Amongst the Italian Basics that a beginner student is required to learn quickly, we find the Italian words naming the days of the week.
The origin of the biggest part of the most commonly used Italian words, as you should know by now if you follow our blog about Italian language and culture or if you study Italian basics with us, is to be found in the Latin vocabulary, and the names for the days of the week make no exception!
Tracking their origin down, we can see how the names of the days were assigned by the Babylonians and inherited by the Romans. They originate from the names of the Sun and the planets because by that time astrologers thought that the celestial bodies “ruled” in turn the first hour of each day.
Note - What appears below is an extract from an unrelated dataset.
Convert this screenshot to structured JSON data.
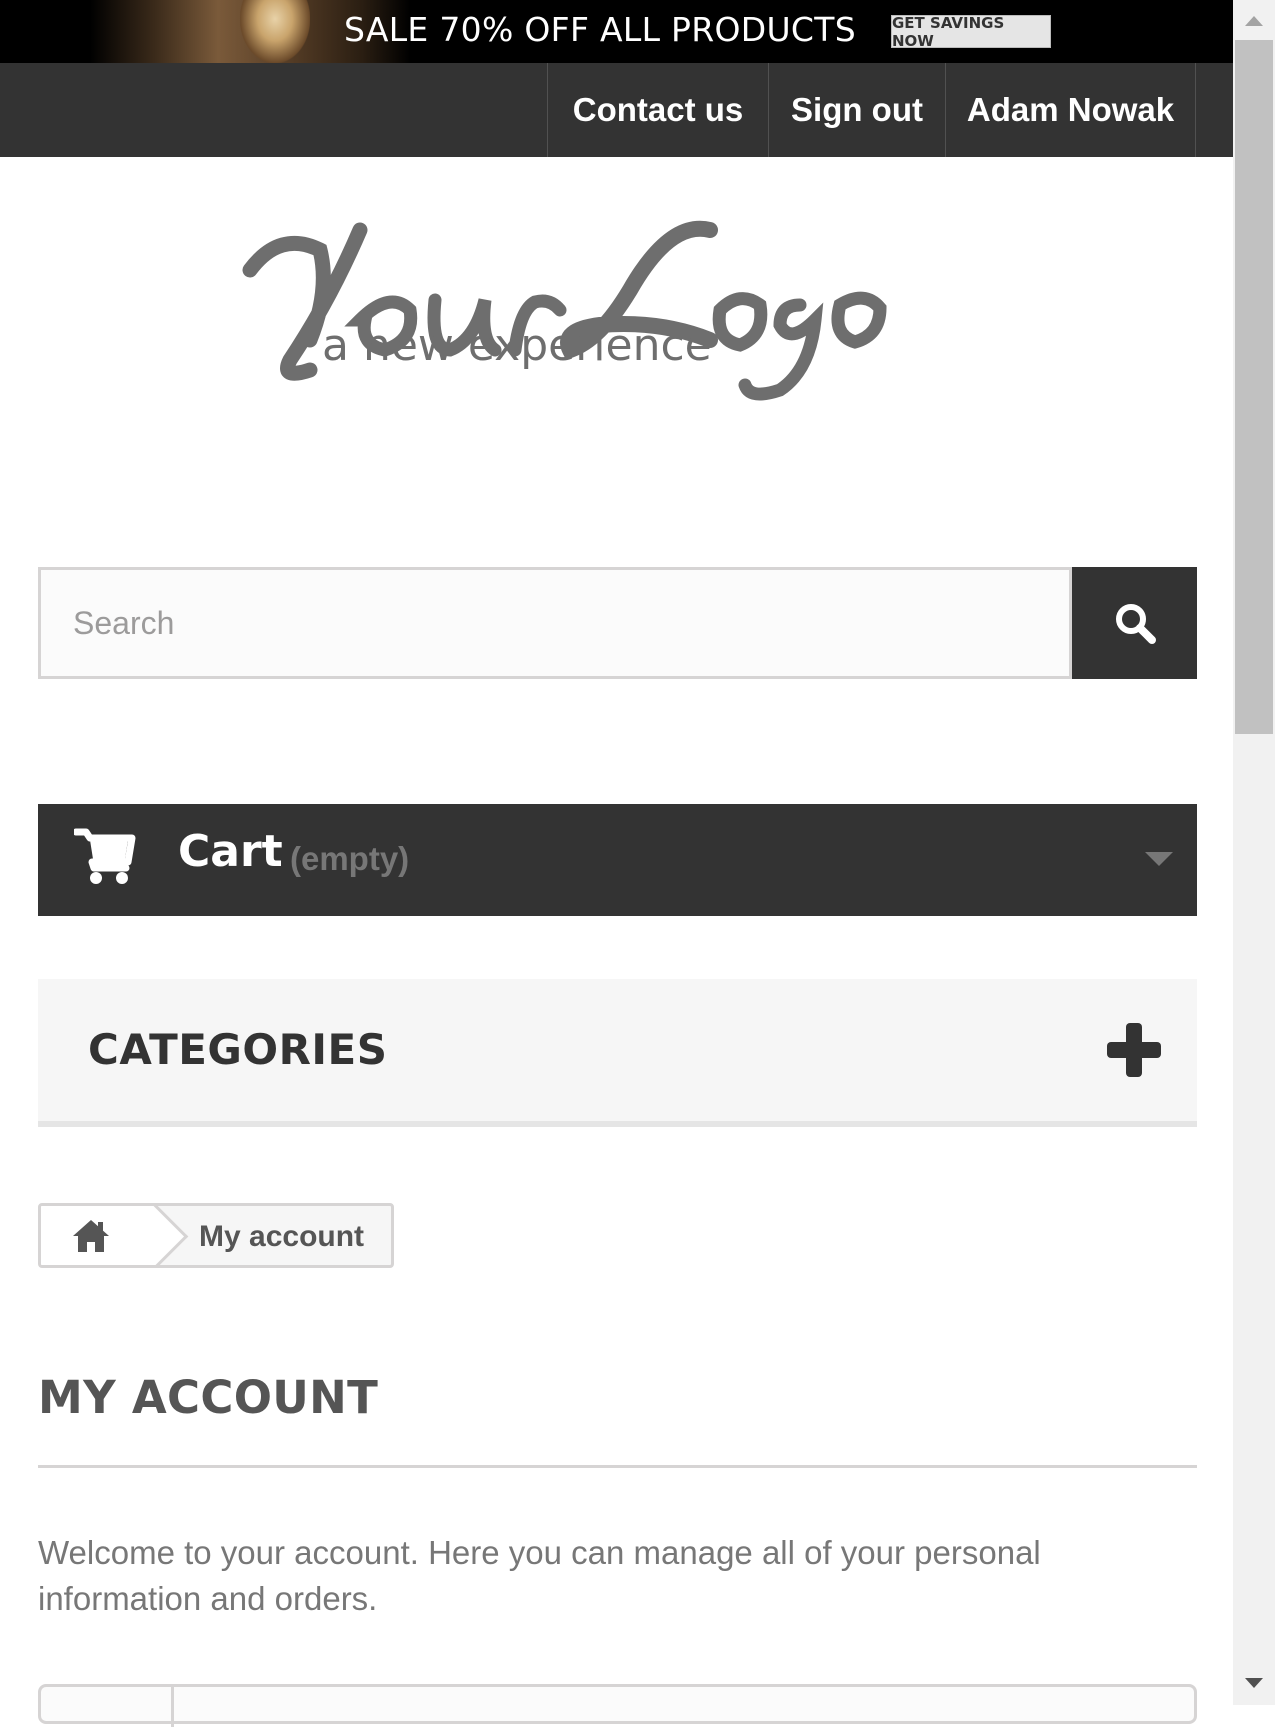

Hence, these are the Italian words currently used to name the days of the week… with a little surprise at the end!
This Italian word comes from the Latin Lunae dies, literally “the day of the Moon”. The first day of the week was in fact dedicated to the celestial body which, being closer to us, apparently dominates the celestial vault … despite being only a small satellite!
The second day of the week is dedicated to the “Red Planet”, the most similar to Earth in size and position in our Solar System. From the Latin Martis dies, “day of Mars”. Mars, in Roman mythology, was believed to be the god of war.
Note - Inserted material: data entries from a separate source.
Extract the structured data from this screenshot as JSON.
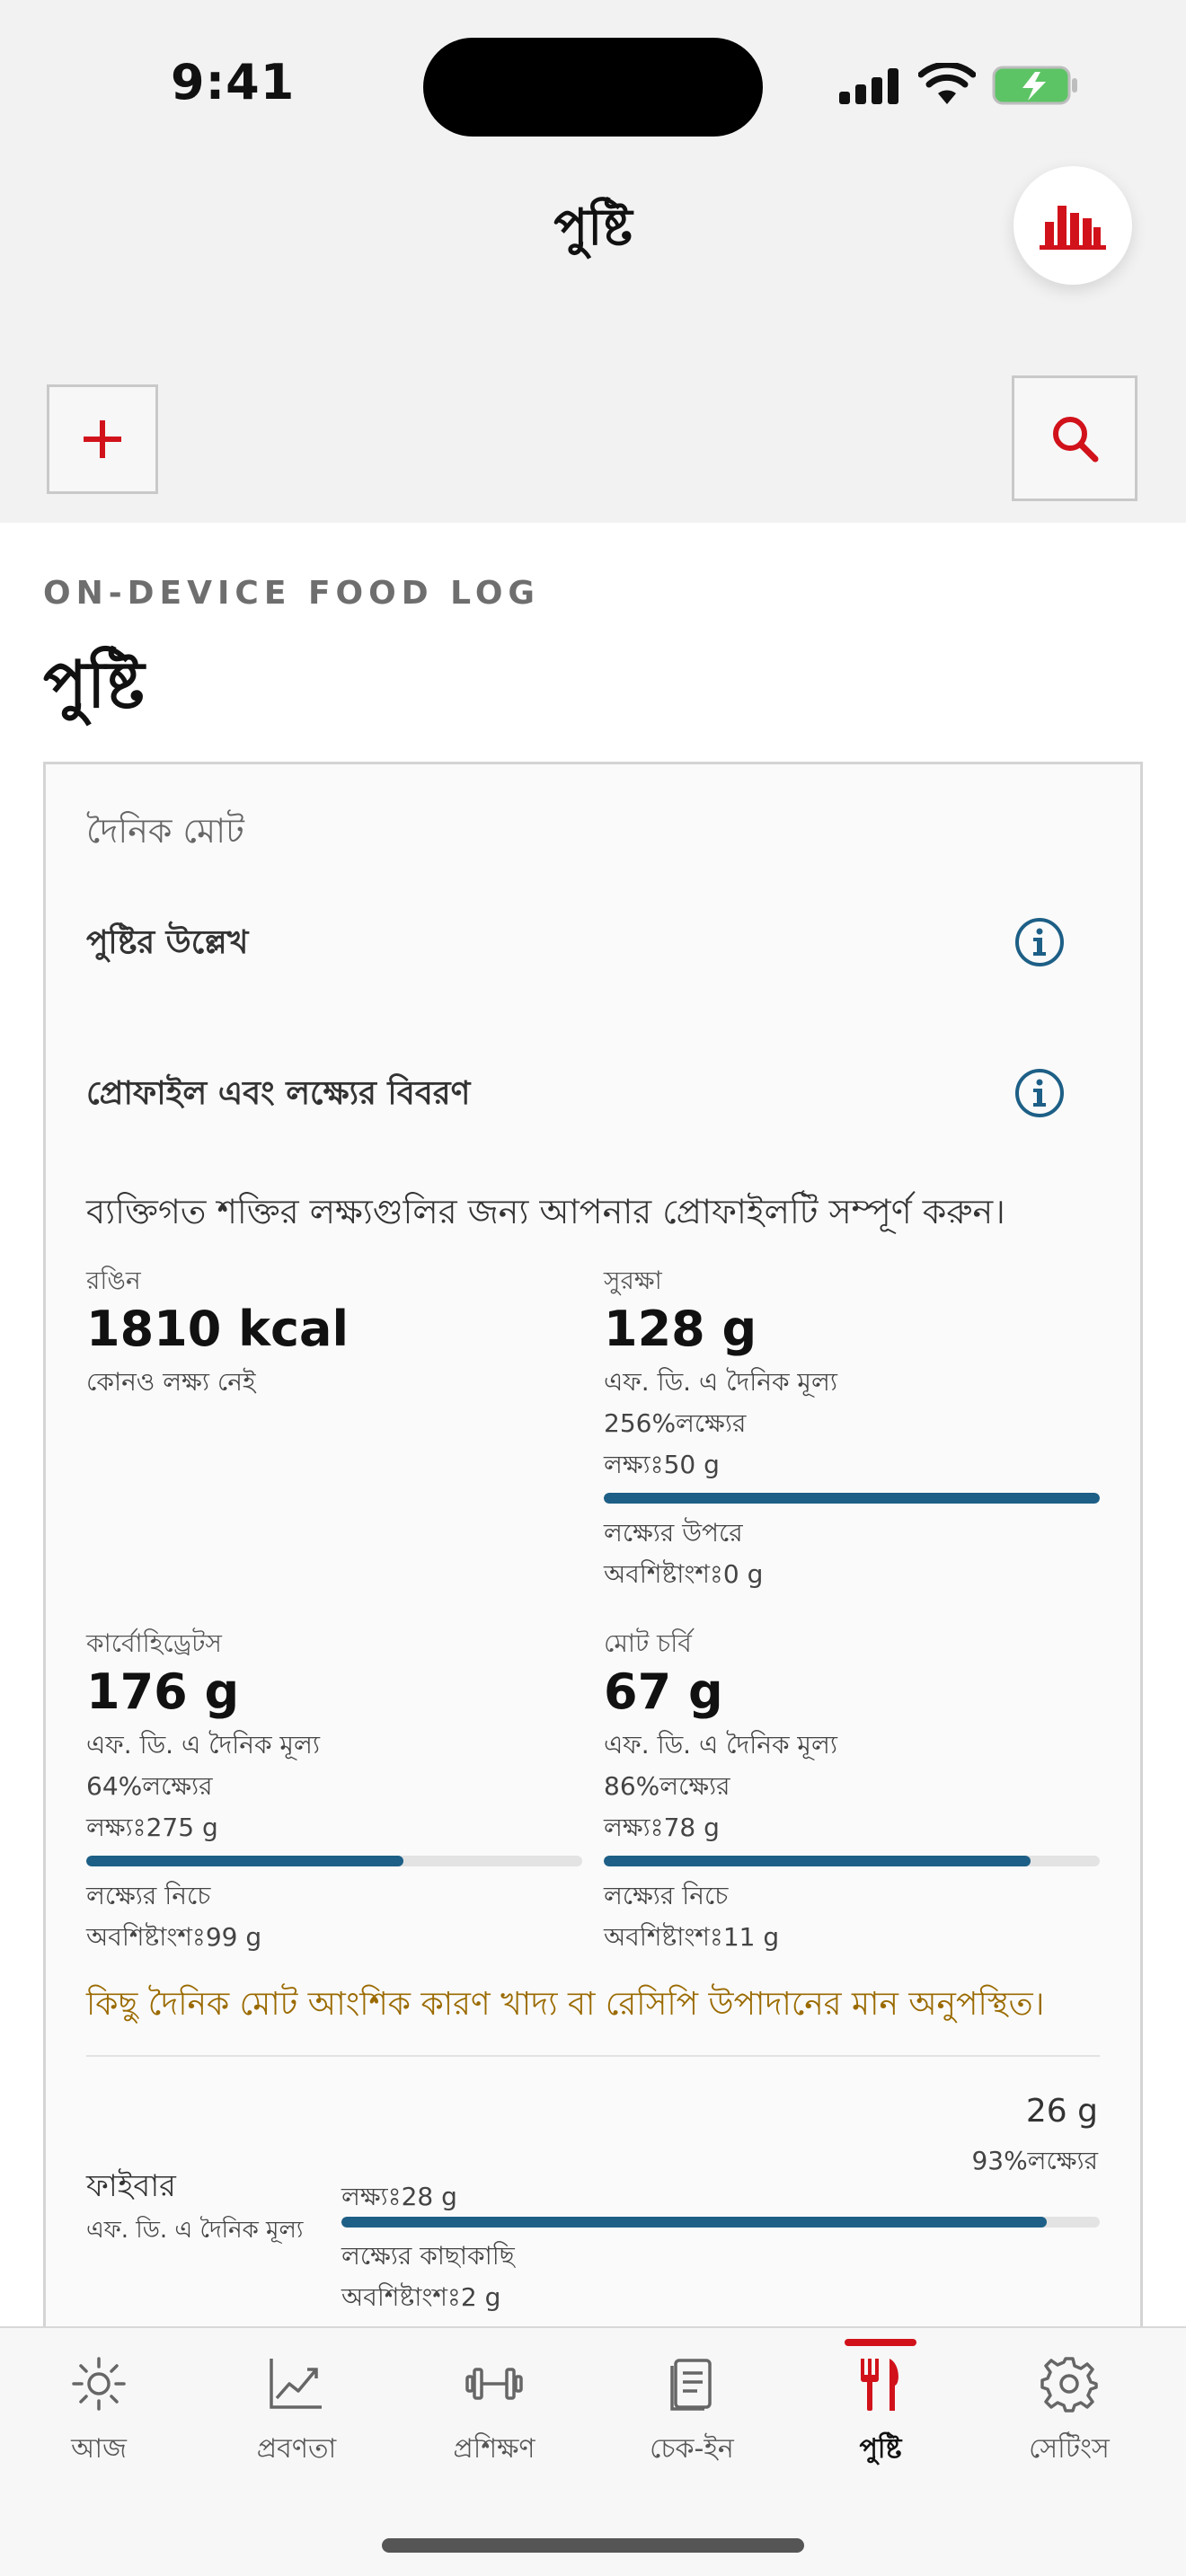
{
  "status_bar": {
    "time": "9:41"
  },
  "header": {
    "title": "পুষ্টি",
    "stats_icon": "bar-chart-icon",
    "add_icon": "plus-icon",
    "search_icon": "search-icon"
  },
  "page": {
    "eyebrow": "ON-DEVICE FOOD LOG",
    "title": "পুষ্টি"
  },
  "card": {
    "heading": "দৈনিক মোট",
    "rows": [
      {
        "label": "পুষ্টির উল্লেখ",
        "icon": "info-icon"
      },
      {
        "label": "প্রোফাইল এবং লক্ষ্যের বিবরণ",
        "icon": "info-icon"
      }
    ],
    "profile_note": "ব্যক্তিগত শক্তির লক্ষ্যগুলির জন্য আপনার প্রোফাইলটি সম্পূর্ণ করুন।",
    "metrics": {
      "energy": {
        "label": "রঙিন",
        "value": "1810 kcal",
        "note": "কোনও লক্ষ্য নেই"
      },
      "protein": {
        "label": "সুরক্ষা",
        "value": "128 g",
        "dv": "এফ. ডি. এ দৈনিক মূল্য",
        "pct": "256%লক্ষ্যের",
        "target": "লক্ষ্যঃ50 g",
        "progress_fraction": 1.0,
        "status": "লক্ষ্যের উপরে",
        "remaining": "অবশিষ্টাংশঃ0 g"
      },
      "carbs": {
        "label": "কার্বোহিড্রেটস",
        "value": "176 g",
        "dv": "এফ. ডি. এ দৈনিক মূল্য",
        "pct": "64%লক্ষ্যের",
        "target": "লক্ষ্যঃ275 g",
        "progress_fraction": 0.64,
        "status": "লক্ষ্যের নিচে",
        "remaining": "অবশিষ্টাংশঃ99 g"
      },
      "fat": {
        "label": "মোট চর্বি",
        "value": "67 g",
        "dv": "এফ. ডি. এ দৈনিক মূল্য",
        "pct": "86%লক্ষ্যের",
        "target": "লক্ষ্যঃ78 g",
        "progress_fraction": 0.86,
        "status": "লক্ষ্যের নিচে",
        "remaining": "অবশিষ্টাংশঃ11 g"
      }
    },
    "warning": "কিছু দৈনিক মোট আংশিক কারণ খাদ্য বা রেসিপি উপাদানের মান অনুপস্থিত।",
    "fiber": {
      "label": "ফাইবার",
      "dv": "এফ. ডি. এ দৈনিক মূল্য",
      "amount": "26 g",
      "pct": "93%লক্ষ্যের",
      "target": "লক্ষ্যঃ28 g",
      "progress_fraction": 0.93,
      "status": "লক্ষ্যের কাছাকাছি",
      "remaining": "অবশিষ্টাংশঃ2 g"
    }
  },
  "tabs": [
    {
      "label": "আজ",
      "icon": "sun-icon",
      "active": false
    },
    {
      "label": "প্রবণতা",
      "icon": "trend-icon",
      "active": false
    },
    {
      "label": "প্রশিক্ষণ",
      "icon": "dumbbell-icon",
      "active": false
    },
    {
      "label": "চেক-ইন",
      "icon": "clipboard-icon",
      "active": false
    },
    {
      "label": "পুষ্টি",
      "icon": "fork-knife-icon",
      "active": true
    },
    {
      "label": "সেটিংস",
      "icon": "gear-icon",
      "active": false
    }
  ],
  "colors": {
    "accent_red": "#d1121b",
    "progress_blue": "#1d5f86",
    "info_blue": "#1d5f86",
    "warning": "#9a6a00"
  }
}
Mercury was the protector of eloquence, commerce, and thieves, as well as the messenger god. The planet closest to our Sun takes its name from this divinity, and from the name of the planet originates the Italian word for the third day of our week (from Mercuri dies, “the day of Mercury”).
The gas giant that dominates the Solar System with its size has been given the name of the Father of the gods, Jupiter. And so the fourth day of the week in the Italian language: from the Latin Iovis dies, “the day of Jupiter”.
The other celestial body that we consider our “neighbor”, Venus, gives its name to the fifth day of the week in the Italian language. From Veneris dies, “the day of Venus”, as Venus, in ancient times, was the goddess associated with eros and beauty.
The name of the sixth day of the week, originally dedicated to Saturn (hence the modern English word “Saturday”), in Christian times took its current form. The Italian word sabato comes from the Hebrew שבת (shabbat), literally “rest”. Shabbat was (and still is) the day when the Jews refrained from performing activities, as a sign of humility towards God who, according to Genesis, after creating the universe, rested on the seventh day.
Just like sabato, this day was formerly dedicated to a celestial body, the Sun (still today, in English, “Sunday”). The first Christians, identifying Jesus Christ with the Sun, named after God the first day of the week, Domenica from Dominica (dies), “day of the Lord”. It was dedicated to Christian worship, since the Gospel tells how the resurrection of Christ took place on this very day.